Skunking the stink bug: discover the latest in sustainable management in orchards

June 30, 2016
stink bug
Brown marmorated stink bugs are a threat to specialty crops in Oregon.

CORVALLIS, Ore. – Orchardists can minimize damage to their fruit and nut crops by monitoring populations of brown marmorated stink bugs, rotating pesticides and encouraging the pest’s natural enemies, according to a research summary just out from the U.S. Department of Agriculture.

“We’ve been studying this pest since 2012, when it became a known threat in Oregon,” said Vaughn Walton, Oregon State University Extension entomologist and expert in economically important pests at OSU’s College of Agricultural Sciences.

Oregon’s berry, grape and tree fruit growers are still adjusting to the impact of the spotted wing drosophila, which arrived in 2008 and is now widespread in the Willamette Valley and Columbia Gorge, Walton said. 

“The brown marmorated stink bug is another exotic pest affecting Oregon’s specialty crops,” he said. “It affects all the same crops as spotted wing drosophila, and others as well, including hazelnuts, vegetables and ornamentals.”

Walton is a coauthor of the new publication, called Integrated Pest Management for Brown Marmorated Skink Bug in Orchard Crops. It was released this month by USDA’s Specialty Crops Research Initiative, which funded the multi-university research team that included Walton and fellow Extension researchers Nik Wiman, Clive Kaiser and Rick Hilton

The brown marmorated stink bug, or Halyomorpha halys, was accidentally imported from Asia in the 1990s. In 2010 it severely damaged crops of sweet corn, peppers, tomatoes, apples and peaches in the mid-Atlantic states.

It was first spotted in Oregon in 2004, appeared in commercial crops for the first time in 2012, and has caused economic damage in Oregon hazelnuts, apples and peaches. Home gardeners have reported damage to backyard tree fruits, beans, tomatoes, cucumbers, raspberries, hops and many ornamental plants.
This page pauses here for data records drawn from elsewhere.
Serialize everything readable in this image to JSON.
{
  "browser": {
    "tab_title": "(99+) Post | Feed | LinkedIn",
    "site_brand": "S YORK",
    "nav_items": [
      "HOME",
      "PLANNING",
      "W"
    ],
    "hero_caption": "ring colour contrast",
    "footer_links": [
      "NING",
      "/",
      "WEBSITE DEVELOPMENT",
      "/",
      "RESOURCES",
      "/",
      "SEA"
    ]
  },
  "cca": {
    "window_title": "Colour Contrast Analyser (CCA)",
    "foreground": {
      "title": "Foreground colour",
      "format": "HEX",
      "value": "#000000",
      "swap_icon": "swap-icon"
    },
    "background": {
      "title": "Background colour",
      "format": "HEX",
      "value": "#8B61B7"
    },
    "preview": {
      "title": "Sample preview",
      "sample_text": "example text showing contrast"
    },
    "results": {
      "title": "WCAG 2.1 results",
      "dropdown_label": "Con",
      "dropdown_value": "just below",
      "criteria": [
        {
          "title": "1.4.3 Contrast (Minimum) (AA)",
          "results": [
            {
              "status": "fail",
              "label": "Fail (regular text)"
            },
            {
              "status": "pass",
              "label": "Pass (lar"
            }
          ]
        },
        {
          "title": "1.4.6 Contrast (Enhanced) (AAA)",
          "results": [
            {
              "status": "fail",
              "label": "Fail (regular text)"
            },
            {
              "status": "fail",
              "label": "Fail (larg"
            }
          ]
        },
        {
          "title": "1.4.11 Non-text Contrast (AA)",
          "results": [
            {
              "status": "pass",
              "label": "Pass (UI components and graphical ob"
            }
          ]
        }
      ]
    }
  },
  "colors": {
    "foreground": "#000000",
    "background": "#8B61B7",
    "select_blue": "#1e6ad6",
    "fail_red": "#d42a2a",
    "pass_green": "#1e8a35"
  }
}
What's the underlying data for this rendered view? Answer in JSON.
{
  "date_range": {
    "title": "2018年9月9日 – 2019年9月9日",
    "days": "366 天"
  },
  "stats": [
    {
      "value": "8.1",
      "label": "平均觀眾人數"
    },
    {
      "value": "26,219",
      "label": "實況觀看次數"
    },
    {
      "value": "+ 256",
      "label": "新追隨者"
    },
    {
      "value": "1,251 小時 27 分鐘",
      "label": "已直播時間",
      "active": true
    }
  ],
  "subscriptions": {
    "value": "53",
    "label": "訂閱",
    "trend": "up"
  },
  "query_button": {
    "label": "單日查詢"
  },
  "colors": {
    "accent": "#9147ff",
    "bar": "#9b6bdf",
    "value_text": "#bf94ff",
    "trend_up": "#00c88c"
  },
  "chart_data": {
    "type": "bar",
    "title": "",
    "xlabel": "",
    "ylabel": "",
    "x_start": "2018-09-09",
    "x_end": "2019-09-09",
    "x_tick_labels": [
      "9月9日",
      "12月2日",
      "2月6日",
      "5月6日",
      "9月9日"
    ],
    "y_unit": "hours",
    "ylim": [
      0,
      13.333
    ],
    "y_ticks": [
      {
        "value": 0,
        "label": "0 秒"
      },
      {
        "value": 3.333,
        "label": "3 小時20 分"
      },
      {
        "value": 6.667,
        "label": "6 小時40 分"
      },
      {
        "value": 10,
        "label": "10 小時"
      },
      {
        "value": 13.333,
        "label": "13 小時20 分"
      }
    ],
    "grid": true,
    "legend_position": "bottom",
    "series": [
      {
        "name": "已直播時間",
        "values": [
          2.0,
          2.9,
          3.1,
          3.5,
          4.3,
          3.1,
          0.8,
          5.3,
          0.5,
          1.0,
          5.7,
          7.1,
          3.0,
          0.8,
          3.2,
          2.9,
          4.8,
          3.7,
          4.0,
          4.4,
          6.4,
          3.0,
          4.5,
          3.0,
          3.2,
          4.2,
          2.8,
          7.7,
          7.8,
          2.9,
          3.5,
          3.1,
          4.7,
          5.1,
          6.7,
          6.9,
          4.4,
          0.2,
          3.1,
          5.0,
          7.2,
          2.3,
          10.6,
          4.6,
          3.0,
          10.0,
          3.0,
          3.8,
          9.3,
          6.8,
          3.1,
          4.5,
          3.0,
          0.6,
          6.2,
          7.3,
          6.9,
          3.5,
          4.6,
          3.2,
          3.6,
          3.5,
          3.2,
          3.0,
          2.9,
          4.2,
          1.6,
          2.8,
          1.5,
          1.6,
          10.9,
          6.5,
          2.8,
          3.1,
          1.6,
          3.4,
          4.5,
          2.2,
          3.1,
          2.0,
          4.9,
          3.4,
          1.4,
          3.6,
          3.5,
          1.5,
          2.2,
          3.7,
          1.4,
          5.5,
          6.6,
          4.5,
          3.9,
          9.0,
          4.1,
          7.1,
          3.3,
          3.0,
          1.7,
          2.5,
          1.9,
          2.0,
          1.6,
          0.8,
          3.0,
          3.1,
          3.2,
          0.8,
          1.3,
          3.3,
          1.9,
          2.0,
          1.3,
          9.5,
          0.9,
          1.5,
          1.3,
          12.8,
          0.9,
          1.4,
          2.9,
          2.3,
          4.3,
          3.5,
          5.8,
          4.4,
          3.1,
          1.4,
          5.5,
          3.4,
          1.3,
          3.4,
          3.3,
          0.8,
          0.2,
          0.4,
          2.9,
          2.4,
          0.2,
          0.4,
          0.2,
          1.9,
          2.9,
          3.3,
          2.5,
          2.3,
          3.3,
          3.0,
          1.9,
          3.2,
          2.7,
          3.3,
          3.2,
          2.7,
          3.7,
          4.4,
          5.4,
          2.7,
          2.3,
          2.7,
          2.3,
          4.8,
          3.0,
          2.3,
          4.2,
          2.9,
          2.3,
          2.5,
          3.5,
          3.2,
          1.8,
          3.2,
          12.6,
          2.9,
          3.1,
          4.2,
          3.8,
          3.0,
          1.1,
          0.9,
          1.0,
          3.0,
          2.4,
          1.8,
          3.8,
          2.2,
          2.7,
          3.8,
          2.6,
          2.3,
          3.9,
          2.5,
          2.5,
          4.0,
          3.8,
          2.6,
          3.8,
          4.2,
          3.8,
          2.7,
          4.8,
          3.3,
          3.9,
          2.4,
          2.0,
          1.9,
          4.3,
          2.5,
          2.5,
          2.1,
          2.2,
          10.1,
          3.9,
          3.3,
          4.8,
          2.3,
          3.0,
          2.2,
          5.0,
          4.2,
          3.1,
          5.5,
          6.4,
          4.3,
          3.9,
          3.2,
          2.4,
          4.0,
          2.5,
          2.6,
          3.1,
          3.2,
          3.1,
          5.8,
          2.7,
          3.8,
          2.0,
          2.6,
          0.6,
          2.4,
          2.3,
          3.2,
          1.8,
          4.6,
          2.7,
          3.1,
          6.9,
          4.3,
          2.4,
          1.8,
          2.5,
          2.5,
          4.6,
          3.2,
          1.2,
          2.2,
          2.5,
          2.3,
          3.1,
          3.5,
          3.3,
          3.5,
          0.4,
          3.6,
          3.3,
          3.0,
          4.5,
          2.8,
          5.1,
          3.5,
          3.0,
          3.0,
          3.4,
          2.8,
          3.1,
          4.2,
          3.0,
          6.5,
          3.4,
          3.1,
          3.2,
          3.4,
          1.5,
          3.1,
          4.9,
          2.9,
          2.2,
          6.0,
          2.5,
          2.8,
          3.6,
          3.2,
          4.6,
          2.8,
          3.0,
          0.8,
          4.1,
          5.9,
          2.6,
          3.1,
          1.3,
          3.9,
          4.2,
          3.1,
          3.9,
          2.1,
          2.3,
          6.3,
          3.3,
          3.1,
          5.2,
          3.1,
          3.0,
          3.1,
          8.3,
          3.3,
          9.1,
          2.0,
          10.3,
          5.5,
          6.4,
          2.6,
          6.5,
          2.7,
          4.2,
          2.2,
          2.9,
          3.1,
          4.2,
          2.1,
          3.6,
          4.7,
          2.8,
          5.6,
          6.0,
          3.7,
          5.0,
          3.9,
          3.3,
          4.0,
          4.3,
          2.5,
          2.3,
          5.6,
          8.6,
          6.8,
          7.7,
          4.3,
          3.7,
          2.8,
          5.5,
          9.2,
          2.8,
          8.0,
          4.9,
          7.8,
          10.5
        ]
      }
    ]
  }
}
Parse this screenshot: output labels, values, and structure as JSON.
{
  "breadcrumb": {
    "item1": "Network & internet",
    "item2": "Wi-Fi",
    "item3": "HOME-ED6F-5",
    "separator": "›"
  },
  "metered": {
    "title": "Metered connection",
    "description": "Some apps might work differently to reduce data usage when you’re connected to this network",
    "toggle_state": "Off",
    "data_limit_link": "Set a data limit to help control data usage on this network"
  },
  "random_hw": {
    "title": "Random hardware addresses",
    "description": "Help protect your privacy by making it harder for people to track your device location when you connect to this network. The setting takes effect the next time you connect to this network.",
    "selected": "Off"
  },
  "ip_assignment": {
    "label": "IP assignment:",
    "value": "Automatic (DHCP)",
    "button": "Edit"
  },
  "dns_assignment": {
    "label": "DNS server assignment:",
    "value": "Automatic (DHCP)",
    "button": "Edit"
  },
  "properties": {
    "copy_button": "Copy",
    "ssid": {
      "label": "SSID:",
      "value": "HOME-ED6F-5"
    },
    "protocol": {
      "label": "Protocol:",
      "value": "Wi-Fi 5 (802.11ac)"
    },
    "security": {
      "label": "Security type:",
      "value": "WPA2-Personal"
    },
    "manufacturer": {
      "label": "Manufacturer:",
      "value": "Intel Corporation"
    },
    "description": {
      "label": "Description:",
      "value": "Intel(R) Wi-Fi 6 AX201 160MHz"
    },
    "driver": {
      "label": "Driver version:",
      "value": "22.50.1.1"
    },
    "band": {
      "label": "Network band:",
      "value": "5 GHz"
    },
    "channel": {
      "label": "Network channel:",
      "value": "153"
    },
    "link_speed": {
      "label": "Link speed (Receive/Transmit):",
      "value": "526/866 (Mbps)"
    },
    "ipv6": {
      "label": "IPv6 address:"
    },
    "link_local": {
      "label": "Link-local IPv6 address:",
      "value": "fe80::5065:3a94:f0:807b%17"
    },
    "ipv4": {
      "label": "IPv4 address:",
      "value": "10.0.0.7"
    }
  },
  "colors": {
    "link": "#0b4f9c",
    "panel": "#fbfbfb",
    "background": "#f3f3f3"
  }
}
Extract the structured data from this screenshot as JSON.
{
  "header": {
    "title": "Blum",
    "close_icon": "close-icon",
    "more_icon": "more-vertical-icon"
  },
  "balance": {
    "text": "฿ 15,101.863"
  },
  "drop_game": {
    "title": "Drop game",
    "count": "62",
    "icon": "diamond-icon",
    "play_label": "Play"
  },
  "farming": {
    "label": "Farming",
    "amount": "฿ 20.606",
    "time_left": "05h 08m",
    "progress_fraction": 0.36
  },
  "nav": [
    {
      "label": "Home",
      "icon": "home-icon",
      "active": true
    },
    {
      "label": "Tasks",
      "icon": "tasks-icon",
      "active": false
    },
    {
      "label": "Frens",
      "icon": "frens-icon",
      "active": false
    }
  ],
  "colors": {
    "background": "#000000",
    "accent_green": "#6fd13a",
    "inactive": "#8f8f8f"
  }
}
Flocks of the bugs are also a nuisance around urban homes, especially in the fall.

This pest can produce up to two generations in a year. The eggs hatch and progress through five “nymph” stages before molting into a winged adult that can fly as far as 70 miles in a day. The bugs are voracious and undiscriminating eaters, munching on fruits, vegetables, ornamentals and landscape and forest plants.

The stink bug is a particular worry for orchardists because its feeding produces brown rotten spots in the flesh of fruits. The damage often renders the crop unmarketable. The insect’s tough mouthparts can even penetrate a hazelnut shell, leaving the nut with a shriveled meat or none at all.

The new publication compiles the team’s research and suggests integrated strategies for lowering populations of the pest and minimizing damage to orchard crops.

For example, the researchers found that traps baited with certain pheromones, which are natural chemicals secreted by the insects that trigger behaviors such as attraction or aggregation, are effective at capturing both adults and juvenile stink bugs all season long. The publication gives illustrated instructions for building and checking the traps.

“These traps are highly effective,” said Walton. “They can help growers target their pesticide applications to when and where they’re most needed.”

More-strategic spraying, he said, helps reduce the number of sprays while still preventing damage to crops.

A sampling of additional findings: 

  • This pest lives across the landscape and is not specific to a crop. Therefore, pressure is often highest along the edges of orchards, especially those bordering woodlands. Spraying around the perimeter of an orchard can be just as effective as spraying throughout. 
  • Peaches and nectarines need to be protected starting very early in the fruit’s development, when the growth of the fruit has split the flower - a stage known as shuck split - whereas apples and pears begin to need protection when the fruit is bigger, in May or June. For hazelnuts, it may be more beneficial to spray in the fall.
  • The overwintering generation of the bug is more susceptible to pesticides than the summer generation. Depending on crop, region and pest pressure, it’s possible that targeted fall sprays will reduce populations the following spring.   
  • Pesticides that will kill this bug, which are listed in the publication, also harm natural predators such as predatory mites, parasitoid wasps and lady beetles, as well as bees and other pollinators. Growers should rotate their sprays among pesticide products with different modes of action, and apply them judiciously.
  • Various species of parasitic wasps are potentially effective natural enemies. They have not yet made much of a dent in pest populations, but they should continue to spread, say the researchers, and may ultimately help provide control.

The OSU team asks growers to report damage to commercial crops from this pest using this email address: BMSB@oregonstate.edu.

Author: Gail Wells
Source: Vaughn Walton